New Age interpretations of leys probably began with Alfred Lawton's Mysteries of Ancient Man (1939) in which he introduced the idea that leys were connected with some kind of terrestrial current. Other writers, such as Miss Olive Pixley (whom Hayman describes as being "A large bustling woman dressed in uncompromising tweeds") also added mystical footnotes.
Hayman notes briefly the role of Aime Michel and Duncan Wedd (but omits Philip Heselton) in the revival of ley-hunting. John Michell gets a chapter to himself, largely based on View over Atlantis.

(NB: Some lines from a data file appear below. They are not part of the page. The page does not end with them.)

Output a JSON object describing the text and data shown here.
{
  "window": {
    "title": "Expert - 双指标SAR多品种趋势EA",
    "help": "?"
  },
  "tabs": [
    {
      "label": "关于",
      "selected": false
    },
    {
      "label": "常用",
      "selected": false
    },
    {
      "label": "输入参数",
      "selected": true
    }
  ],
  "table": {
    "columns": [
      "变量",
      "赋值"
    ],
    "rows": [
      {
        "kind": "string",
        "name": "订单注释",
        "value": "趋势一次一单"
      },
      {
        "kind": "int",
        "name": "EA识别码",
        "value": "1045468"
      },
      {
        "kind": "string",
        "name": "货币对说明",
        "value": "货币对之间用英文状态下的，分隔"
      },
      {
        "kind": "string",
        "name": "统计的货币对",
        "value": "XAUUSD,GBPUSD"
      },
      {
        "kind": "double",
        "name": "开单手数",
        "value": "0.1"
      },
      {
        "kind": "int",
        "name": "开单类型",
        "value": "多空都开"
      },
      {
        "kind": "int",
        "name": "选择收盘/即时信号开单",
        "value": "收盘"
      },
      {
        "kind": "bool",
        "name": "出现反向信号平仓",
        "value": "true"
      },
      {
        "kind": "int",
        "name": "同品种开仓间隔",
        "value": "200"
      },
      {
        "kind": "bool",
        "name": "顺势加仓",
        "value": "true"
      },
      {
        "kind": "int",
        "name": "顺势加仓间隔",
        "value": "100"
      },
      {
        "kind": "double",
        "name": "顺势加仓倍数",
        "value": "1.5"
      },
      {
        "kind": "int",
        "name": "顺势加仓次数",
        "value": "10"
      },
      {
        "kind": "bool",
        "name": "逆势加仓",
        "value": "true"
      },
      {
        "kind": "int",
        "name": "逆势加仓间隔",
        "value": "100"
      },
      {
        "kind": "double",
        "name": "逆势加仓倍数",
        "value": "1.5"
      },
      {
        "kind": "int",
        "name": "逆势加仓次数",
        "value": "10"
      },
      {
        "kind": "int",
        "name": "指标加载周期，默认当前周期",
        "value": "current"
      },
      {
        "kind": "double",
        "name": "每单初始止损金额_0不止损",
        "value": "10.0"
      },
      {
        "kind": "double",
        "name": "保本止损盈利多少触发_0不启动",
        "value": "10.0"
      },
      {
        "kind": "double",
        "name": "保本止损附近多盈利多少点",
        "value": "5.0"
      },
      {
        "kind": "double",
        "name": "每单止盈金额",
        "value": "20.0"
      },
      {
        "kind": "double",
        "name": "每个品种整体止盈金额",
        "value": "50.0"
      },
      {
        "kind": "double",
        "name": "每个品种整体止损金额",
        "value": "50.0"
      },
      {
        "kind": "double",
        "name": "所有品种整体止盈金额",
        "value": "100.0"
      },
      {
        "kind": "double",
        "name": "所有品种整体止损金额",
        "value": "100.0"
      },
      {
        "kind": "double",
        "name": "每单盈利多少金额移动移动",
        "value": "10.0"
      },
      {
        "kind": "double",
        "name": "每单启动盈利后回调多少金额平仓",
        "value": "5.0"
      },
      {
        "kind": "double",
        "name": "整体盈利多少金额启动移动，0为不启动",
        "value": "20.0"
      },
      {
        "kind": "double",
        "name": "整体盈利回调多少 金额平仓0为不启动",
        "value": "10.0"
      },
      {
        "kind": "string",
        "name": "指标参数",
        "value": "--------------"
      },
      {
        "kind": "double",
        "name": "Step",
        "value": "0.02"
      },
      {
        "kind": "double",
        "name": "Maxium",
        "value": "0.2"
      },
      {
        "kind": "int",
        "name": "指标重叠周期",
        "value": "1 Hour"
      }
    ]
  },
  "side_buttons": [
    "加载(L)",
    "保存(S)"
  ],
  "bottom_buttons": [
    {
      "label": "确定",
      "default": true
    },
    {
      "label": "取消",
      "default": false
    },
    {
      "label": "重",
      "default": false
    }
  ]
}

Also treated in some detail are Paul Screeton, the Bords and Paul Deveraux, and Hayman notes the latter's move away from energy grid theories into more mainstream activities.
Overall, Hayman concludes that such fringe ideas evoked an Arcadian image of the past far removed from the evidence encountered by archaeologist, which is then coupled with a romanticised town-dweller's view of the countryside. -- Peter Rogerson, from Magonia 60, August 1997